Work required: Return all lines from the listing below that include the word "Microsoft".

Supplied information:
* * * * *

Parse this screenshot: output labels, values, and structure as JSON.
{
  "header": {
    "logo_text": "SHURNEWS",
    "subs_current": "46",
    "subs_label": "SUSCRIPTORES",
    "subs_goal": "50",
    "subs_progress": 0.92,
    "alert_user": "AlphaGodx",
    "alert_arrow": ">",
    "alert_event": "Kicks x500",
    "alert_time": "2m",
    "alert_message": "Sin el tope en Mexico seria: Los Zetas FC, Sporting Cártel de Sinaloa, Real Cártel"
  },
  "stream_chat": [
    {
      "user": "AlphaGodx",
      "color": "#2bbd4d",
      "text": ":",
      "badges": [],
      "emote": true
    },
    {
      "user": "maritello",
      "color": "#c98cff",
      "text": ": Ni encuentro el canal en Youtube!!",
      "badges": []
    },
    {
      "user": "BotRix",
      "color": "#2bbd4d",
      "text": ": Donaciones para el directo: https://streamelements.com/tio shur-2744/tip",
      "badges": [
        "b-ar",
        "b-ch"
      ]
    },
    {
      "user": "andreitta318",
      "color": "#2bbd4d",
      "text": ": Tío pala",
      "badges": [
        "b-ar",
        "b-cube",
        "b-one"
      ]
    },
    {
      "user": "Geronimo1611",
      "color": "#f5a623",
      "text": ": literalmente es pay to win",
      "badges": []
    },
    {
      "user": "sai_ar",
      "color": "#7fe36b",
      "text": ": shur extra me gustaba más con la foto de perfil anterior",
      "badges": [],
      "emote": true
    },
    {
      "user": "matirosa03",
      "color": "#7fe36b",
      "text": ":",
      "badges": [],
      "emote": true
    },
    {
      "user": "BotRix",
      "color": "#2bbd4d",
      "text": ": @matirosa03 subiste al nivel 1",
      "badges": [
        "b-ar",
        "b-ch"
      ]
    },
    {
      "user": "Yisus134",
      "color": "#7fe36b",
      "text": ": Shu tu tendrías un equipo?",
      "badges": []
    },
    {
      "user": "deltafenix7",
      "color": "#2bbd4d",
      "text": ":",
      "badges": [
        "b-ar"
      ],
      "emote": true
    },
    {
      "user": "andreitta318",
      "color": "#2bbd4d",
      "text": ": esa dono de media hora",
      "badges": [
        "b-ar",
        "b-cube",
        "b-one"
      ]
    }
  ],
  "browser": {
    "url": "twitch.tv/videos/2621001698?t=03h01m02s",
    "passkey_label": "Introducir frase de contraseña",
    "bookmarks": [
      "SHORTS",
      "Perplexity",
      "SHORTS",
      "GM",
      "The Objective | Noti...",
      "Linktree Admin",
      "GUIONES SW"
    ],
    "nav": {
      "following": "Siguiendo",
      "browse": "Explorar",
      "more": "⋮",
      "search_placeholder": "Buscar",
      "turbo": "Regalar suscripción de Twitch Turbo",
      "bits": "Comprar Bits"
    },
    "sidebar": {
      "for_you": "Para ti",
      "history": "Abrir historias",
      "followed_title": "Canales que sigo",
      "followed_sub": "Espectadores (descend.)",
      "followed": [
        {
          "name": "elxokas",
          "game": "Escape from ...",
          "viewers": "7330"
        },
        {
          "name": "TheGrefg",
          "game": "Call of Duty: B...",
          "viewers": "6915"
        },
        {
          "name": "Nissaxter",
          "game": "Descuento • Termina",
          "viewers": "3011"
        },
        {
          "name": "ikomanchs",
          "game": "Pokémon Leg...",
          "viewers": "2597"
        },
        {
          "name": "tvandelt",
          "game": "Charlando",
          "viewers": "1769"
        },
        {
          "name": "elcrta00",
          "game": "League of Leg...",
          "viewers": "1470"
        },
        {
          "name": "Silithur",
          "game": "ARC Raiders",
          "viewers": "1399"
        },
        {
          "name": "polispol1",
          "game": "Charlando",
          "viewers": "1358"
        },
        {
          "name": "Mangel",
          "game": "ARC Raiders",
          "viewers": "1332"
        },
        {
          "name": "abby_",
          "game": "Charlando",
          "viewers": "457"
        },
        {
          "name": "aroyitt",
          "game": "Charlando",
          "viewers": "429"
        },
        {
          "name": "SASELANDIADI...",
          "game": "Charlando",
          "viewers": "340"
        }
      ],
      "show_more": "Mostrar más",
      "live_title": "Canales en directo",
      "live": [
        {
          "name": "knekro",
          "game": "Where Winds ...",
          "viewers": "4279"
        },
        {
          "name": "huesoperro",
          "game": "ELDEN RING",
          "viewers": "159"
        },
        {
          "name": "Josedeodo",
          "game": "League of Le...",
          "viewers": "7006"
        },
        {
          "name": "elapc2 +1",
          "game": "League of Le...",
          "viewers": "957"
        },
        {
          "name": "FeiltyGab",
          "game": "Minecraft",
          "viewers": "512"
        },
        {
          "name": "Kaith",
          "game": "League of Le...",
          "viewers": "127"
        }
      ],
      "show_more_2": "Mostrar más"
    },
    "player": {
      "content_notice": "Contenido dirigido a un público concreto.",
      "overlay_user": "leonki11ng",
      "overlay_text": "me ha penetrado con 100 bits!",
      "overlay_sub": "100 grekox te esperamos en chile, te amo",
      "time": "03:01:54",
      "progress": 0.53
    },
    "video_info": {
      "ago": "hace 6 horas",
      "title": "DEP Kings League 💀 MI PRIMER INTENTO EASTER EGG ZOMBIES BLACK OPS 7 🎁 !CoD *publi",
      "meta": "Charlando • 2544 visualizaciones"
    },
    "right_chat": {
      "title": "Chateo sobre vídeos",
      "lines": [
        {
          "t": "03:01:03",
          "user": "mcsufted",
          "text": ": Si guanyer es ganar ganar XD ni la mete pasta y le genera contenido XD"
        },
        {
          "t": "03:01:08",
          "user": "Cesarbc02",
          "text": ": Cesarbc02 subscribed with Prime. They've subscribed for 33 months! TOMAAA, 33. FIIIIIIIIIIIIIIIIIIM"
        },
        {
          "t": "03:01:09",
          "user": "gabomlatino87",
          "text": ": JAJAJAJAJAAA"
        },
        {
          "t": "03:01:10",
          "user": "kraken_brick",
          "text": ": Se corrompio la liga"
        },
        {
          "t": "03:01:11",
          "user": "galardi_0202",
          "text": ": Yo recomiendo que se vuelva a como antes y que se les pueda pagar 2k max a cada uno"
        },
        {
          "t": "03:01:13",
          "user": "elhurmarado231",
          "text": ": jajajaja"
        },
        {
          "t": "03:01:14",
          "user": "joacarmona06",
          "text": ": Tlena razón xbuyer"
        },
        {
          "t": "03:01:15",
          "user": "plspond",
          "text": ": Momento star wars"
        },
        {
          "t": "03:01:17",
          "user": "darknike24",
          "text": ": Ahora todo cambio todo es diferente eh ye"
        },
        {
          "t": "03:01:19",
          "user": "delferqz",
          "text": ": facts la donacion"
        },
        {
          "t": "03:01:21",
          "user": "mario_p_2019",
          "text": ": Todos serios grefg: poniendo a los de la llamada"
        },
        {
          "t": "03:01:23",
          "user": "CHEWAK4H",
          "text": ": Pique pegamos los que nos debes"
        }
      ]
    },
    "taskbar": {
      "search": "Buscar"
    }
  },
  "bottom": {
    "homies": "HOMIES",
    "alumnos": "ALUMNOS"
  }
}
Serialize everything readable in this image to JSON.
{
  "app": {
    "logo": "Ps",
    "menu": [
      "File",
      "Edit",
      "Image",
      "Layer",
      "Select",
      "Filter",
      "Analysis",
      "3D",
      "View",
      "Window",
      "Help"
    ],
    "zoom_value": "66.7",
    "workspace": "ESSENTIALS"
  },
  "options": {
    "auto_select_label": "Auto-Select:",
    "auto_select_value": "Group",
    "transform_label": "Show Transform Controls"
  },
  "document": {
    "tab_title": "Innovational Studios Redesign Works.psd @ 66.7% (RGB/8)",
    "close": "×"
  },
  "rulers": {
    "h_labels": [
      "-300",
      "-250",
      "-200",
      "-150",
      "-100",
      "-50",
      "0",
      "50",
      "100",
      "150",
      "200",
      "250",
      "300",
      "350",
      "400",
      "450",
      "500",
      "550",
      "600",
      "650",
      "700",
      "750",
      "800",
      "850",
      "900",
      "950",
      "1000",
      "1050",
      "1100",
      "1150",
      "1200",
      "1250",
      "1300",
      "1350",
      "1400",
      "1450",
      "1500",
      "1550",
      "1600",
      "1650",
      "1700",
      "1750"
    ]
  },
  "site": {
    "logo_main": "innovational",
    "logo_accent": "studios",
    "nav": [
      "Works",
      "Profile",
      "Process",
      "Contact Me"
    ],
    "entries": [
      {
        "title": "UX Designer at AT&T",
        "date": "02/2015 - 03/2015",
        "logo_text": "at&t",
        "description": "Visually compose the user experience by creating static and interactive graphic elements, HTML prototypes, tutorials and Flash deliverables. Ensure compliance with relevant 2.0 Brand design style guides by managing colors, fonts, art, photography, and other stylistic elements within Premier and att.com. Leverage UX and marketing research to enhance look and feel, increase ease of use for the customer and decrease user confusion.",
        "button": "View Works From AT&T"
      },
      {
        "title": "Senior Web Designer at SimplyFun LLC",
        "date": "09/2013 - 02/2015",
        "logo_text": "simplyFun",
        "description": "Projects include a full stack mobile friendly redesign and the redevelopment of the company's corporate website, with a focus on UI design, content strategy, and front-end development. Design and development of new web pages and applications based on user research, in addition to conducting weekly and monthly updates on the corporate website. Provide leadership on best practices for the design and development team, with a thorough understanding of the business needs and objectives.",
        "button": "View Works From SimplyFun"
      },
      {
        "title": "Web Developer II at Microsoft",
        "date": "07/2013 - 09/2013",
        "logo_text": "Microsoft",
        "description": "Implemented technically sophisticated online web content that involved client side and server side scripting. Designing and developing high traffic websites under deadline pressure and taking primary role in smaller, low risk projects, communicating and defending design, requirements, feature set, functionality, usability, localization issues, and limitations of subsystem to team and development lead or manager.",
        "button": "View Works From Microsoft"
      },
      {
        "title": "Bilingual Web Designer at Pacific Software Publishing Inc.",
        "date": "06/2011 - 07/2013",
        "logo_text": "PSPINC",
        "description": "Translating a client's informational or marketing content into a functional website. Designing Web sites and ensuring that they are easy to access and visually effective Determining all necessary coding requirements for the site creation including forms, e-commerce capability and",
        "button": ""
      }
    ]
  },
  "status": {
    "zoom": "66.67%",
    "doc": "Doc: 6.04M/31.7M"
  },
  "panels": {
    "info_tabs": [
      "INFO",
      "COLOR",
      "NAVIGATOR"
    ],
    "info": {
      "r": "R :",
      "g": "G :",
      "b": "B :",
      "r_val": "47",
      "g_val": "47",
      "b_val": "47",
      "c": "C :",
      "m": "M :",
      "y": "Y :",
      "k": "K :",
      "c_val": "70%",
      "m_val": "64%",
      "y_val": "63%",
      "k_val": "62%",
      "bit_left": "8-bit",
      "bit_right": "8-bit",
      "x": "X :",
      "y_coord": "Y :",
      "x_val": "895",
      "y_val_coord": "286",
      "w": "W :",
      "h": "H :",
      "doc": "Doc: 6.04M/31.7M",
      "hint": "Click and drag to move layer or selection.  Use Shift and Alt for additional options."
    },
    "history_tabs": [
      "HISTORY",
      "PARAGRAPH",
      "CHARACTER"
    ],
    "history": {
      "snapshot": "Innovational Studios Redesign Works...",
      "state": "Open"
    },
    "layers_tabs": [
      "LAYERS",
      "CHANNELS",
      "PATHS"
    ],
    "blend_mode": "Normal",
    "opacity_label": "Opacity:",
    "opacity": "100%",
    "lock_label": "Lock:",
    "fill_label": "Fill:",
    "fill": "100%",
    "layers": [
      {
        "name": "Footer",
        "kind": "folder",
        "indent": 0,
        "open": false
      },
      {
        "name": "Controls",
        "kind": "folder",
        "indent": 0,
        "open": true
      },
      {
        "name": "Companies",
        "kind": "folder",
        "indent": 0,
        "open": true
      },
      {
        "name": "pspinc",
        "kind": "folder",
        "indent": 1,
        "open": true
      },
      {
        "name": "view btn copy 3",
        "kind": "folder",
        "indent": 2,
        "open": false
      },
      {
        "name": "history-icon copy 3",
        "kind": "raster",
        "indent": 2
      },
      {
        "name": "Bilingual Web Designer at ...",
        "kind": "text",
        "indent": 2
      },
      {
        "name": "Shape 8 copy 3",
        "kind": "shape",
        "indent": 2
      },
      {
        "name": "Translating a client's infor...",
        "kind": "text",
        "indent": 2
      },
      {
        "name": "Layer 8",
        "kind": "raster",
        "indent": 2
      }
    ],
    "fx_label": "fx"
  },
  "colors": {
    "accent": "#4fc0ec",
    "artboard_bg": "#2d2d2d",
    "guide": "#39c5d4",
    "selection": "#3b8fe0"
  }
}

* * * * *

Result for this exercise:
        "title": "Web Developer II at Microsoft",
        "logo_text": "Microsoft",
        "button": "View Works From Microsoft"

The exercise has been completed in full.